Topshop faces accusations of using sweatshop labour

LONDON - Topshop is the latest brand to face accusations of using sweatshop labour, after it was revealed that some of its workers get paid only £4 a day to make some of the clothes in the latest Kate Moss-designed collection.

The Sunday Times has revealed that Bangladeshi, Sri Lankan and Indian workers were being paid between 22p and 40p an hour at factories in Mauritius, and are made to work up to 12 hours a day, six days a week.

The paper also reports that one of the factories pays workers different rates based on their country of origin, with Bangladeshis earning less than Sri Lankans. The report also highlights dodgy recruitment practices, whereby workers pay agents around £750 to take up jobs they are told will be well-paid.

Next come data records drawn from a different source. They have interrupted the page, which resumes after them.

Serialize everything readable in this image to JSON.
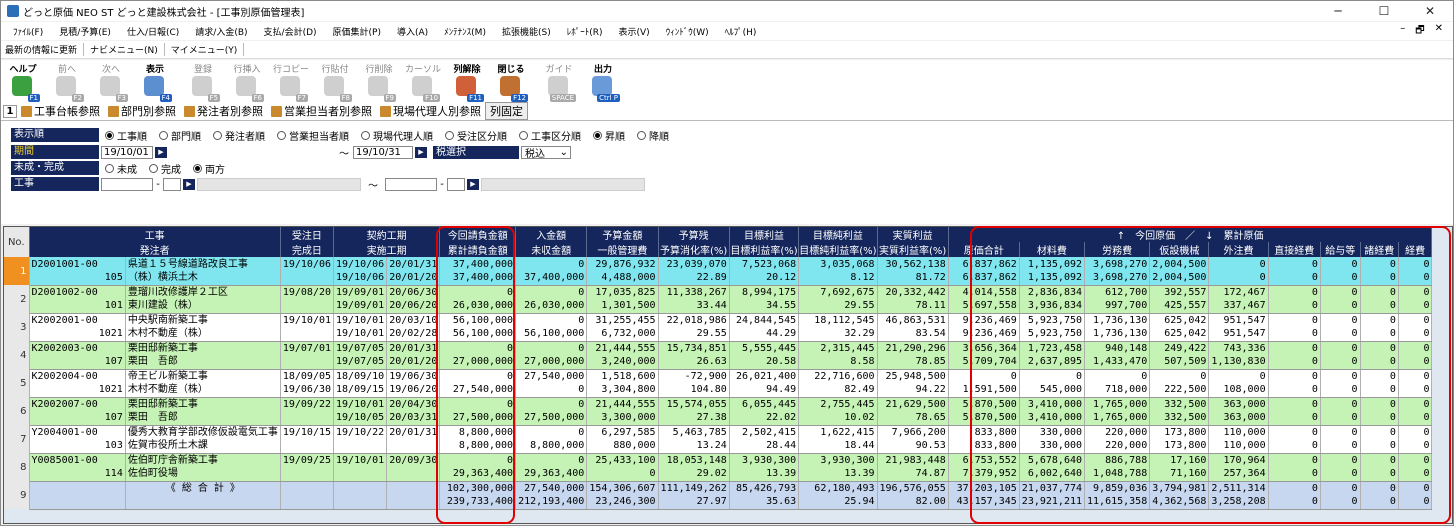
{
  "window": {
    "title": "どっと原価 NEO ST どっと建設株式会社 - [工事別原価管理表]",
    "min": "─",
    "max": "☐",
    "close": "✕"
  },
  "menu": [
    "ﾌｧｲﾙ(F)",
    "見積/予算(E)",
    "仕入/日報(C)",
    "請求/入金(B)",
    "支払/会計(D)",
    "原価集計(P)",
    "導入(A)",
    "ﾒﾝﾃﾅﾝｽ(M)",
    "拡張機能(S)",
    "ﾚﾎﾟｰﾄ(R)",
    "表示(V)",
    "ｳｨﾝﾄﾞｳ(W)",
    "ﾍﾙﾌﾟ(H)"
  ],
  "menu_right": [
    "–",
    "🗗",
    "✕"
  ],
  "subbar": [
    "最新の情報に更新",
    "ナビメニュー(N)",
    "マイメニュー(Y)"
  ],
  "toolbar": [
    {
      "label": "ヘルプ",
      "key": "F1",
      "icon": "help-icon",
      "color": "#3aa040",
      "enabled": true
    },
    {
      "label": "前へ",
      "key": "F2",
      "icon": "prev-icon",
      "color": "#ccc",
      "enabled": false
    },
    {
      "label": "次へ",
      "key": "F3",
      "icon": "next-icon",
      "color": "#ccc",
      "enabled": false
    },
    {
      "label": "表示",
      "key": "F4",
      "icon": "display-icon",
      "color": "#5b8fd0",
      "enabled": true
    },
    {
      "label": "登録",
      "key": "F5",
      "icon": "register-icon",
      "color": "#ccc",
      "enabled": false
    },
    {
      "label": "行挿入",
      "key": "F6",
      "icon": "insert-row-icon",
      "color": "#ccc",
      "enabled": false
    },
    {
      "label": "行コピー",
      "key": "F7",
      "icon": "copy-row-icon",
      "color": "#ccc",
      "enabled": false
    },
    {
      "label": "行貼付",
      "key": "F8",
      "icon": "paste-row-icon",
      "color": "#ccc",
      "enabled": false
    },
    {
      "label": "行削除",
      "key": "F9",
      "icon": "delete-row-icon",
      "color": "#ccc",
      "enabled": false
    },
    {
      "label": "カーソル",
      "key": "F10",
      "icon": "cursor-icon",
      "color": "#ccc",
      "enabled": false
    },
    {
      "label": "列解除",
      "key": "F11",
      "icon": "unfreeze-column-icon",
      "color": "#d0603a",
      "enabled": true
    },
    {
      "label": "閉じる",
      "key": "F12",
      "icon": "close-door-icon",
      "color": "#c07030",
      "enabled": true
    },
    {
      "label": "ガイド",
      "key": "SPACE",
      "icon": "guide-icon",
      "color": "#ccc",
      "enabled": false
    },
    {
      "label": "出力",
      "key": "Ctrl P",
      "icon": "output-icon",
      "color": "#6a9ad8",
      "enabled": true
    }
  ],
  "tabs": {
    "number": "1",
    "items": [
      "工事台帳参照",
      "部門別参照",
      "発注者別参照",
      "営業担当者別参照",
      "現場代理人別参照",
      "列固定"
    ]
  },
  "filters": {
    "order_label": "表示順",
    "order_options": [
      {
        "label": "工事順",
        "on": true
      },
      {
        "label": "部門順",
        "on": false
      },
      {
        "label": "発注者順",
        "on": false
      },
      {
        "label": "営業担当者順",
        "on": false
      },
      {
        "label": "現場代理人順",
        "on": false
      },
      {
        "label": "受注区分順",
        "on": false
      },
      {
        "label": "工事区分順",
        "on": false
      },
      {
        "label": "昇順",
        "on": true
      },
      {
        "label": "降順",
        "on": false
      }
    ],
    "period_label": "期間",
    "period_from": "19/10/01",
    "period_to": "19/10/31",
    "tilde": "～",
    "tax_label": "税選択",
    "tax_value": "税込",
    "status_label": "未成・完成",
    "status_options": [
      {
        "label": "未成",
        "on": false
      },
      {
        "label": "完成",
        "on": false
      },
      {
        "label": "両方",
        "on": true
      }
    ],
    "kouji_label": "工事",
    "dash": "-"
  },
  "grid": {
    "headers_top": [
      "No.",
      "工事",
      "受注日",
      "契約工期",
      "今回請負金額",
      "入金額",
      "予算金額",
      "予算残",
      "目標利益",
      "目標純利益",
      "実質利益",
      "↑　今回原価　／　↓　累計原価"
    ],
    "headers_bot": [
      "発注者",
      "完成日",
      "実施工期",
      "累計請負金額",
      "未収金額",
      "一般管理費",
      "予算消化率(%)",
      "目標利益率(%)",
      "目標純利益率(%)",
      "実質利益率(%)",
      "原価合計",
      "材料費",
      "労務費",
      "仮設機械",
      "外注費",
      "直接経費",
      "給与等",
      "諸経費",
      "経費"
    ],
    "rows": [
      {
        "no": "1",
        "style": "cyan",
        "sel": true,
        "a": [
          "D2001001-00",
          "県道１５号線道路改良工事",
          "19/10/06",
          "19/10/06",
          "20/01/31",
          "37,400,000",
          "0",
          "29,876,932",
          "23,039,070",
          "7,523,068",
          "3,035,068",
          "30,562,138",
          "6,837,862",
          "1,135,092",
          "3,698,270",
          "2,004,500",
          "0",
          "0",
          "0",
          "0",
          "0"
        ],
        "b": [
          "105",
          "（株）横浜土木",
          "",
          "19/10/06",
          "20/01/20",
          "37,400,000",
          "37,400,000",
          "4,488,000",
          "22.89",
          "20.12",
          "8.12",
          "81.72",
          "6,837,862",
          "1,135,092",
          "3,698,270",
          "2,004,500",
          "0",
          "0",
          "0",
          "0",
          "0"
        ]
      },
      {
        "no": "2",
        "style": "green",
        "sel": false,
        "a": [
          "D2001002-00",
          "豊瑠川改修護岸２工区",
          "19/08/20",
          "19/09/01",
          "20/06/30",
          "0",
          "0",
          "17,035,825",
          "11,338,267",
          "8,994,175",
          "7,692,675",
          "20,332,442",
          "4,014,558",
          "2,836,834",
          "612,700",
          "392,557",
          "172,467",
          "0",
          "0",
          "0",
          "0"
        ],
        "b": [
          "101",
          "東川建設（株）",
          "",
          "19/09/01",
          "20/06/20",
          "26,030,000",
          "26,030,000",
          "1,301,500",
          "33.44",
          "34.55",
          "29.55",
          "78.11",
          "5,697,558",
          "3,936,834",
          "997,700",
          "425,557",
          "337,467",
          "0",
          "0",
          "0",
          "0"
        ]
      },
      {
        "no": "3",
        "style": "white",
        "sel": false,
        "a": [
          "K2002001-00",
          "中央駅南新築工事",
          "19/10/01",
          "19/10/01",
          "20/03/10",
          "56,100,000",
          "0",
          "31,255,455",
          "22,018,986",
          "24,844,545",
          "18,112,545",
          "46,863,531",
          "9,236,469",
          "5,923,750",
          "1,736,130",
          "625,042",
          "951,547",
          "0",
          "0",
          "0",
          "0"
        ],
        "b": [
          "1021",
          "木村不動産（株）",
          "",
          "19/10/01",
          "20/02/28",
          "56,100,000",
          "56,100,000",
          "6,732,000",
          "29.55",
          "44.29",
          "32.29",
          "83.54",
          "9,236,469",
          "5,923,750",
          "1,736,130",
          "625,042",
          "951,547",
          "0",
          "0",
          "0",
          "0"
        ]
      },
      {
        "no": "4",
        "style": "green",
        "sel": false,
        "a": [
          "K2002003-00",
          "栗田邸新築工事",
          "19/07/01",
          "19/07/05",
          "20/01/31",
          "0",
          "0",
          "21,444,555",
          "15,734,851",
          "5,555,445",
          "2,315,445",
          "21,290,296",
          "3,656,364",
          "1,723,458",
          "940,148",
          "249,422",
          "743,336",
          "0",
          "0",
          "0",
          "0"
        ],
        "b": [
          "107",
          "栗田　吾郎",
          "",
          "19/07/05",
          "20/01/20",
          "27,000,000",
          "27,000,000",
          "3,240,000",
          "26.63",
          "20.58",
          "8.58",
          "78.85",
          "5,709,704",
          "2,637,895",
          "1,433,470",
          "507,509",
          "1,130,830",
          "0",
          "0",
          "0",
          "0"
        ]
      },
      {
        "no": "5",
        "style": "white",
        "sel": false,
        "a": [
          "K2002004-00",
          "帝王ビル新築工事",
          "18/09/05",
          "18/09/10",
          "19/06/30",
          "0",
          "27,540,000",
          "1,518,600",
          "-72,900",
          "26,021,400",
          "22,716,600",
          "25,948,500",
          "0",
          "0",
          "0",
          "0",
          "0",
          "0",
          "0",
          "0",
          "0"
        ],
        "b": [
          "1021",
          "木村不動産（株）",
          "19/06/30",
          "18/09/15",
          "19/06/20",
          "27,540,000",
          "0",
          "3,304,800",
          "104.80",
          "94.49",
          "82.49",
          "94.22",
          "1,591,500",
          "545,000",
          "718,000",
          "222,500",
          "108,000",
          "0",
          "0",
          "0",
          "0"
        ]
      },
      {
        "no": "6",
        "style": "green",
        "sel": false,
        "a": [
          "K2002007-00",
          "栗田邸新築工事",
          "19/09/22",
          "19/10/01",
          "20/04/30",
          "0",
          "0",
          "21,444,555",
          "15,574,055",
          "6,055,445",
          "2,755,445",
          "21,629,500",
          "5,870,500",
          "3,410,000",
          "1,765,000",
          "332,500",
          "363,000",
          "0",
          "0",
          "0",
          "0"
        ],
        "b": [
          "107",
          "栗田　吾郎",
          "",
          "19/10/05",
          "20/03/31",
          "27,500,000",
          "27,500,000",
          "3,300,000",
          "27.38",
          "22.02",
          "10.02",
          "78.65",
          "5,870,500",
          "3,410,000",
          "1,765,000",
          "332,500",
          "363,000",
          "0",
          "0",
          "0",
          "0"
        ]
      },
      {
        "no": "7",
        "style": "white",
        "sel": false,
        "a": [
          "Y2004001-00",
          "優秀大教育学部改修仮設電気工事",
          "19/10/15",
          "19/10/22",
          "20/01/31",
          "8,800,000",
          "0",
          "6,297,585",
          "5,463,785",
          "2,502,415",
          "1,622,415",
          "7,966,200",
          "833,800",
          "330,000",
          "220,000",
          "173,800",
          "110,000",
          "0",
          "0",
          "0",
          "0"
        ],
        "b": [
          "103",
          "佐賀市役所土木課",
          "",
          "",
          "",
          "8,800,000",
          "8,800,000",
          "880,000",
          "13.24",
          "28.44",
          "18.44",
          "90.53",
          "833,800",
          "330,000",
          "220,000",
          "173,800",
          "110,000",
          "0",
          "0",
          "0",
          "0"
        ]
      },
      {
        "no": "8",
        "style": "green",
        "sel": false,
        "a": [
          "Y0085001-00",
          "佐伯町庁舎新築工事",
          "19/09/25",
          "19/10/01",
          "20/09/30",
          "0",
          "0",
          "25,433,100",
          "18,053,148",
          "3,930,300",
          "3,930,300",
          "21,983,448",
          "6,753,552",
          "5,678,640",
          "886,788",
          "17,160",
          "170,964",
          "0",
          "0",
          "0",
          "0"
        ],
        "b": [
          "114",
          "佐伯町役場",
          "",
          "",
          "",
          "29,363,400",
          "29,363,400",
          "0",
          "29.02",
          "13.39",
          "13.39",
          "74.87",
          "7,379,952",
          "6,002,640",
          "1,048,788",
          "71,160",
          "257,364",
          "0",
          "0",
          "0",
          "0"
        ]
      },
      {
        "no": "9",
        "style": "total",
        "sel": false,
        "a": [
          "",
          "《 総 合 計 》",
          "",
          "",
          "",
          "102,300,000",
          "27,540,000",
          "154,306,607",
          "111,149,262",
          "85,426,793",
          "62,180,493",
          "196,576,055",
          "37,203,105",
          "21,037,774",
          "9,859,036",
          "3,794,981",
          "2,511,314",
          "0",
          "0",
          "0",
          "0"
        ],
        "b": [
          "",
          "",
          "",
          "",
          "",
          "239,733,400",
          "212,193,400",
          "23,246,300",
          "27.97",
          "35.63",
          "25.94",
          "82.00",
          "43,157,345",
          "23,921,211",
          "11,615,358",
          "4,362,568",
          "3,258,208",
          "0",
          "0",
          "0",
          "0"
        ]
      }
    ]
  },
  "colors": {
    "header_navy": "#14265c",
    "row_cyan": "#7fe6f0",
    "row_green": "#c5f2b5",
    "total_blue": "#c7d7ef",
    "highlight_red": "#e00000",
    "selected_orange": "#f09020"
  }
}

Topshop, one of the brands owned by Sir Philip Green's Arcadia Group, scored a huge coup earlier this year when it signed up model Kate Moss to design a range of clothing for the company. The launch of the first collection stopped traffic in London's Oxford Street and garnered acres of media coverage, with women queuing up all over the country to secure their piece of cheap designer clothing.

The factories are not owned by Arcadia Group, but make clothes for its stores, which include Topshop, Topman, Burton and Dorothy Perkins.

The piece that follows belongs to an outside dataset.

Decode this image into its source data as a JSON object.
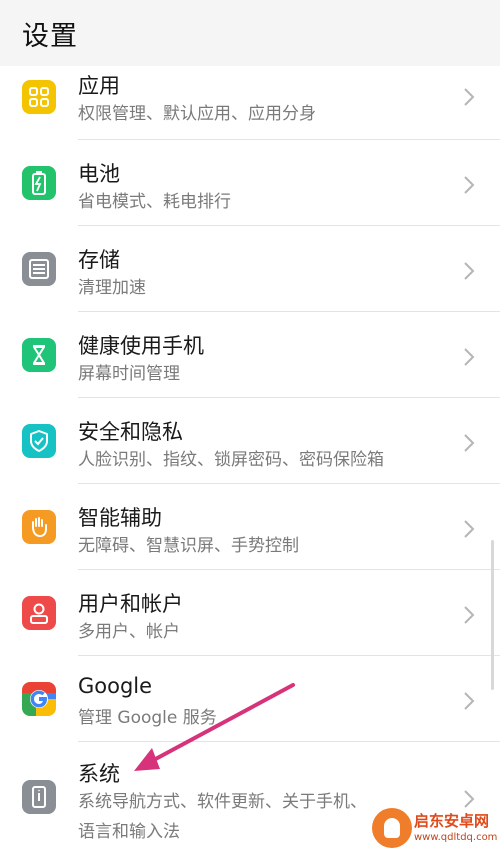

According to the Sunday Times, Green has said he will look into the issue. He said: "I am interested in getting things right. We have processes and procedures which all factories sign up to... You are telling me that factories are happy to breach our code of conduct. I've got to look into it."

At the same time, pizza delivery chain Domino's is being criticised by Unite over the way it treats its workers. The union is backing a group of Hungarian workers who were sacked from Domino's branches in Derby after questioning the practice of deducting insurance, rent and car payments from their wages.

Unite said that "there appeared to be a deliberate strategy of keeping the workers in debt to the company through a series of crippling deductions", and highlighted the case of a worker who earned only £5 over four months because of such payments.

The owner of a Domino's franchise in Derby, where the union organised a protest, has denied exploitation, and said that the union is bullying him.